Wednesday, February 24, 2016

Mark 4:1-20

Yes, we're still in Mark 4. You're probably thinking, "Get moving, woman! Mark has plenty more to say about Jesus!"

I got kind of stuck in Mark 4:11-12. "He told them, “The secret of the kingdom of God has been given to you. But to those on the outside everything is said in parables 12 so that “‘they may be ever seeing but never perceiving,   and ever hearing but never understanding; otherwise they might turn and be forgiven!"

Recall that the larger context here is that Jesus has just told the parable of the sower and he is now sitting with just his 12 disciples. But, verses 11 and 12 are a bit tricky.

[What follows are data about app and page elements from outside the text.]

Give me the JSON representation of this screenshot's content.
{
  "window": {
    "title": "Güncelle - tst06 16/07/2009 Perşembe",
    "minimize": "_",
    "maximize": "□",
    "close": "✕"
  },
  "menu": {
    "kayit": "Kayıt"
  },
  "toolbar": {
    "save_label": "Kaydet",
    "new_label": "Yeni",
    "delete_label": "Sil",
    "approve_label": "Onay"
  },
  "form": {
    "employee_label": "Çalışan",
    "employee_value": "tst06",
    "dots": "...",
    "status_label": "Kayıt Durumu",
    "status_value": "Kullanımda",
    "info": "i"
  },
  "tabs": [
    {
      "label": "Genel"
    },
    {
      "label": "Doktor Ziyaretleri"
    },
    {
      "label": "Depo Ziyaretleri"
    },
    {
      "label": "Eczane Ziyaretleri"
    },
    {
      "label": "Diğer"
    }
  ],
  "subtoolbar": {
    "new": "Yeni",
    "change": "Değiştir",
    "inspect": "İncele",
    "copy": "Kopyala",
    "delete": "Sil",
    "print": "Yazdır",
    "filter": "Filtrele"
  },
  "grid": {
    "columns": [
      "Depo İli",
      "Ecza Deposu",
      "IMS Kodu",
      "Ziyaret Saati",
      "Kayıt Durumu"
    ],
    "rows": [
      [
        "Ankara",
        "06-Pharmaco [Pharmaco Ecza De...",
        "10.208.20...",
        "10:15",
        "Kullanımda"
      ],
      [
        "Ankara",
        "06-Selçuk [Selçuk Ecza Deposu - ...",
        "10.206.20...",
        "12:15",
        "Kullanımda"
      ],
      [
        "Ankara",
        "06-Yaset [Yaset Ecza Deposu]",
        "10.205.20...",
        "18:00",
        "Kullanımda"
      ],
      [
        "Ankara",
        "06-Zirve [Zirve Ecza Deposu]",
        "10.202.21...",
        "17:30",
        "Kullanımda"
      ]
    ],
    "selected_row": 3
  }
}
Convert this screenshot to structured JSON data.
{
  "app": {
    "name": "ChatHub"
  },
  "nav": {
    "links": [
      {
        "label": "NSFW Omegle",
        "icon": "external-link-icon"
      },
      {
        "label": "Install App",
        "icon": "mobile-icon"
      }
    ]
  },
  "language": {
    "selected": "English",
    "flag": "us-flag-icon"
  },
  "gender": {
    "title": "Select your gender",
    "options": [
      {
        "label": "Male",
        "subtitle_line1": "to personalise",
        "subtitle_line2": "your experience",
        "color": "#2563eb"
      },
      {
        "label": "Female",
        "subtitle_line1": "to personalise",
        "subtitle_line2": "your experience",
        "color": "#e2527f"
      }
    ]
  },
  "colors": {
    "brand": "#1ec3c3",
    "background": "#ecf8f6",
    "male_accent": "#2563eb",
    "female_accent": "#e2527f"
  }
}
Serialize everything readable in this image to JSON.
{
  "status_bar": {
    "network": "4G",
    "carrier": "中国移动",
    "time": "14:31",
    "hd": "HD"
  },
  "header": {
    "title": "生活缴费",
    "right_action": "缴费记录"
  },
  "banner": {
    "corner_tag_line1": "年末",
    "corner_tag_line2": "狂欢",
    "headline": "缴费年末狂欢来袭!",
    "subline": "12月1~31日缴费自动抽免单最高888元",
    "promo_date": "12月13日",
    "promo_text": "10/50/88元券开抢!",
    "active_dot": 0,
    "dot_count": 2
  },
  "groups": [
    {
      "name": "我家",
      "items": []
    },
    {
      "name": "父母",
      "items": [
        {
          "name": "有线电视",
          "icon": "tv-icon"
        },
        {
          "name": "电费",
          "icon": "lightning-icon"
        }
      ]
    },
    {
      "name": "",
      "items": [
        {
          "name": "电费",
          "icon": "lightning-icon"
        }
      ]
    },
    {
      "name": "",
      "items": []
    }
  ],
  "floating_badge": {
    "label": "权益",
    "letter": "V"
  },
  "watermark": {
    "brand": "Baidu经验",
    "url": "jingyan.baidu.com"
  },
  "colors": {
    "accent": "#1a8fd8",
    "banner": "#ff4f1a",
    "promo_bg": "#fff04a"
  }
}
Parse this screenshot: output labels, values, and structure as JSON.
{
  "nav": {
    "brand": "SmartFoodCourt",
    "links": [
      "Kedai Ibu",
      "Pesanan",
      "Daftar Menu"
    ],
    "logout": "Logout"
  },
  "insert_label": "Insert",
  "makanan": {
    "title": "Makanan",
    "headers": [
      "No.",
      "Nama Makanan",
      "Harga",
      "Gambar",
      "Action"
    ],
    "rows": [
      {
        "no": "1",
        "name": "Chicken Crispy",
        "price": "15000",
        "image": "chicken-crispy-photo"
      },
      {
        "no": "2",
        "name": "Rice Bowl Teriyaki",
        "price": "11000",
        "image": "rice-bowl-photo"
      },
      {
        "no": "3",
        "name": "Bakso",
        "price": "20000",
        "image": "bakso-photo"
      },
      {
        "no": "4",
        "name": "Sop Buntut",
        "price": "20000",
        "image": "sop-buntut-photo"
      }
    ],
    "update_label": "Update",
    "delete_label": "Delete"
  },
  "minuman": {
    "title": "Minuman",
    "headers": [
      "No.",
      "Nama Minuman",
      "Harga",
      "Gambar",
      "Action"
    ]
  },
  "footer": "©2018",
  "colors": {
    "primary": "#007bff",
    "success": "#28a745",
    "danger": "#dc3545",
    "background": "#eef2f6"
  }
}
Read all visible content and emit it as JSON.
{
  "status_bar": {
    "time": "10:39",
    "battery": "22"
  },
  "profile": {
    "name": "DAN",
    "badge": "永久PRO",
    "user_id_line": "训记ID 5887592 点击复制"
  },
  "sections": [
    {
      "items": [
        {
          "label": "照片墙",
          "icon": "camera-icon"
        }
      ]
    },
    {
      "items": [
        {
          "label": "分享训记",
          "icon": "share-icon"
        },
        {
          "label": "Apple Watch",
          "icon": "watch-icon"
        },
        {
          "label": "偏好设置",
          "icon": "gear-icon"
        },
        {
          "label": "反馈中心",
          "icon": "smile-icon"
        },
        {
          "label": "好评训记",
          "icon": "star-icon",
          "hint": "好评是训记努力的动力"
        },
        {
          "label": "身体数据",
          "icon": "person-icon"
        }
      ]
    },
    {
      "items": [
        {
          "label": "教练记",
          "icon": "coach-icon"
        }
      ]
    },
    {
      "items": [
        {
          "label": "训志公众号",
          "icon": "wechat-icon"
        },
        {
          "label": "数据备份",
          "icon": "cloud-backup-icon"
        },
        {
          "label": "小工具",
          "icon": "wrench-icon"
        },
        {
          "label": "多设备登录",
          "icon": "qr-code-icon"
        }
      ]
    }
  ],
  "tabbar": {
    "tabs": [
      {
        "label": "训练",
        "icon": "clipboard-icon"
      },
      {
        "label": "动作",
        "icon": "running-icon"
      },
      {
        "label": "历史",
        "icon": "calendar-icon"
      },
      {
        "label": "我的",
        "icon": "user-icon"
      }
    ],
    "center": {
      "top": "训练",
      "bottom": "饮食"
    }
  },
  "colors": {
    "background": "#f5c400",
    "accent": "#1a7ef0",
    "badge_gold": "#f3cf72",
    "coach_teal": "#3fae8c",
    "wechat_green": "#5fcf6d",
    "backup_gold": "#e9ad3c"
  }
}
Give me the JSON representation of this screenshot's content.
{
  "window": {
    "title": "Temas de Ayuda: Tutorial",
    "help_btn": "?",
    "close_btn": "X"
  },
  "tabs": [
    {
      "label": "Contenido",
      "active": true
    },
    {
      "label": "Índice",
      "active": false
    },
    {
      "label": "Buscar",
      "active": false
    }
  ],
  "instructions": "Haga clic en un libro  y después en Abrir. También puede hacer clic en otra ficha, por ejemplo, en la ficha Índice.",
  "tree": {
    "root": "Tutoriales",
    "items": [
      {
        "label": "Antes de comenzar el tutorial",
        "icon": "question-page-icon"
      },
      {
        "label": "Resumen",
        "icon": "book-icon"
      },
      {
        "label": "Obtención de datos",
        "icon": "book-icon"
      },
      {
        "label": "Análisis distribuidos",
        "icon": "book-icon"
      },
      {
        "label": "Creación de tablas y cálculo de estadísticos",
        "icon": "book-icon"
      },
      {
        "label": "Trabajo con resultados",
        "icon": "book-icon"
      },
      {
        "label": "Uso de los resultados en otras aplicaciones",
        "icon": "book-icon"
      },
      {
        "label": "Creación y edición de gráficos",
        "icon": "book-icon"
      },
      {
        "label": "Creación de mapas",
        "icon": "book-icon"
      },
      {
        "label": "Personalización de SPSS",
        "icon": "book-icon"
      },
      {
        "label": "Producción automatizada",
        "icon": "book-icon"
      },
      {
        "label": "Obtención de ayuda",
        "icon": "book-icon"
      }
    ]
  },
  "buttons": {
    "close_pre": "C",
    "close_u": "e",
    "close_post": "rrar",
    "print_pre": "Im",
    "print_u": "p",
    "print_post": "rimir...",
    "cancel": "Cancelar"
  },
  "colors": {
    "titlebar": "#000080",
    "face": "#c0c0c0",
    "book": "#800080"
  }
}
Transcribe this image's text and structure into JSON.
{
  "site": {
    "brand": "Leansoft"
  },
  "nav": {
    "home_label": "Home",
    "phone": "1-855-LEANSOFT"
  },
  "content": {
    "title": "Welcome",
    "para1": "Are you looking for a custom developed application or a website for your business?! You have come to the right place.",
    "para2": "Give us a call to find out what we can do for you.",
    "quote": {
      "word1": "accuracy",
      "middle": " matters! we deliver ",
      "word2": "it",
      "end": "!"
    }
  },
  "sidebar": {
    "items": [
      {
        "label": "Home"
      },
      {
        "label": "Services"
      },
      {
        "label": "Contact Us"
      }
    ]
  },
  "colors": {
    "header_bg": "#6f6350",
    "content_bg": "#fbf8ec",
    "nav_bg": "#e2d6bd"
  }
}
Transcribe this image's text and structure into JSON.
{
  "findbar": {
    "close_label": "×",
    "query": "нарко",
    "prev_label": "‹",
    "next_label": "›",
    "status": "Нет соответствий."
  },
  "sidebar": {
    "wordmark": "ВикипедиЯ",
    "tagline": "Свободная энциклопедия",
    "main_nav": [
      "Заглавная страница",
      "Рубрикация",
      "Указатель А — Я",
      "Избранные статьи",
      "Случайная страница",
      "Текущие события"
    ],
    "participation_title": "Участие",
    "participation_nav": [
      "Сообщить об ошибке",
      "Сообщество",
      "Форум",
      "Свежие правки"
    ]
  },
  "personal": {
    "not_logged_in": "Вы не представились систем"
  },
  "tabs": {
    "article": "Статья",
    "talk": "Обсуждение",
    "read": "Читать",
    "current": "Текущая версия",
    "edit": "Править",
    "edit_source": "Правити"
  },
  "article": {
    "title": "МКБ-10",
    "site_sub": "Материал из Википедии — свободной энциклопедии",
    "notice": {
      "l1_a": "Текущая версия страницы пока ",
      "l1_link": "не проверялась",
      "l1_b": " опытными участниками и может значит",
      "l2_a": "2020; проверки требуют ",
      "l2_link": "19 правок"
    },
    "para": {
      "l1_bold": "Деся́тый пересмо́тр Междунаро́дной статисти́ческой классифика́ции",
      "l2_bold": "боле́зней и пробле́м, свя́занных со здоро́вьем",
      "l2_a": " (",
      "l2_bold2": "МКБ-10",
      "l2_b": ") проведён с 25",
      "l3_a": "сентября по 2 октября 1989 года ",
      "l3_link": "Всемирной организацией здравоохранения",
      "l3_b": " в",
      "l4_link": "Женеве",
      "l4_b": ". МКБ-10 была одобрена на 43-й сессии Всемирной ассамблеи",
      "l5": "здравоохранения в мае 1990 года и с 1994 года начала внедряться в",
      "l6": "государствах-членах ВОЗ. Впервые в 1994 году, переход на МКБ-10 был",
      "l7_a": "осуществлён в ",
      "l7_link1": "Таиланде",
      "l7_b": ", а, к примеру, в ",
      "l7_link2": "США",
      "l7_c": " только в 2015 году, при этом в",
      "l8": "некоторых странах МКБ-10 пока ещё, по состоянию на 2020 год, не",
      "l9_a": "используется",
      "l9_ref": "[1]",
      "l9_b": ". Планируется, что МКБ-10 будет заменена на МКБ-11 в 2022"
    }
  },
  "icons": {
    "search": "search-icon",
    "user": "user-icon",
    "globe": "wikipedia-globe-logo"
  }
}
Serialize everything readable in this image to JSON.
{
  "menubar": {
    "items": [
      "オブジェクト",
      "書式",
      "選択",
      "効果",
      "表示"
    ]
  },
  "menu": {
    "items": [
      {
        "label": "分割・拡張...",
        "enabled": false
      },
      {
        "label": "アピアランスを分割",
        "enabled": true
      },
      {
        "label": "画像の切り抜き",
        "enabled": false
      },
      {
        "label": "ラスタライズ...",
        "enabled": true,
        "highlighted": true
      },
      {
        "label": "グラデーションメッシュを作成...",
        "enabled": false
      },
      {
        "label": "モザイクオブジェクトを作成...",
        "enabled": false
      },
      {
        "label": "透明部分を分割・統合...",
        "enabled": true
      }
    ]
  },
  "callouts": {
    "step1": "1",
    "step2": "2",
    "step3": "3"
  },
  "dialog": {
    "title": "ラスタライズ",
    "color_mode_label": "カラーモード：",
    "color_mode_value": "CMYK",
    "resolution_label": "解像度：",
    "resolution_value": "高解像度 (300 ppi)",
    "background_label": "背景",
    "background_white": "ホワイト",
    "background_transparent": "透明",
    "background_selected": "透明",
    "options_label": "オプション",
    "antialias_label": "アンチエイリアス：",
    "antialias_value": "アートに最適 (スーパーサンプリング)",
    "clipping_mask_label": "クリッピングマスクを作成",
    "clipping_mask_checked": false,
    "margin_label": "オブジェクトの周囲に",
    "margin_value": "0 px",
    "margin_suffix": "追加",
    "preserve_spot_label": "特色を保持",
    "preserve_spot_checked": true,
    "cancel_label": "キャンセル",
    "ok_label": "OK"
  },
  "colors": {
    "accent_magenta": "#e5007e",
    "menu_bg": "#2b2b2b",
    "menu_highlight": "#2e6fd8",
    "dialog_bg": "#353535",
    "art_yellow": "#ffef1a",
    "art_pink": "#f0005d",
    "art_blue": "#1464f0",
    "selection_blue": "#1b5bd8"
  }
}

For one thing, Jesus is referring back to Isaiah 6:9-10 when God said through Isaiah that He would keep people from understanding the truth until the proper time had arrived.

I'm not sure that is how Jesus is using it here. I think Jesus is speaking with frustration and irony here. In the Bible, we don't get the cues that we get from other writing, such as, Jesus answered, sounding frustrated and ironic . . .  Instead, we just get the words. 

After reading a few commentaries and wrestling with it myself, I've come to the conclusion that Jesus was probably throwing his arms out to show off the entire crows and saying in a frustrated tone, "See, they don't get it, even when I speak in parables so that "they may be ever seeing but never perceiving, and ever hearing, but never understaing; otherwise they might turn and be forgiven." But, for you close followers, I'll spell out the parable for you.

When we read the ancient and rather sparse literature which comes to us with little embellishment, we have to read between the words to figure out what was really happening there.

Now, after I've spilled all of this digital ink, let me say that there are plenty more interpretations of this set of verses than just mine. Rosie Girl discussed this in her Christianity class the other day. Rosie Girl interprets it as Jesus saying that he's coming to do new thing and that nothing is going to be the same anymore.

So, let's open it up for questions. What do you think? Answer in the comments, on FB, or on Twitter!


1 comment:

Lydia Martin said...

Rosie Girl:

Okay, what I think I actually said was, "He was using the parables as a catalyst for critical thinking, to encourage the Jews he was teaching to think outside of their beliefs to try and understand"

If I didn't, that's what I meant to say.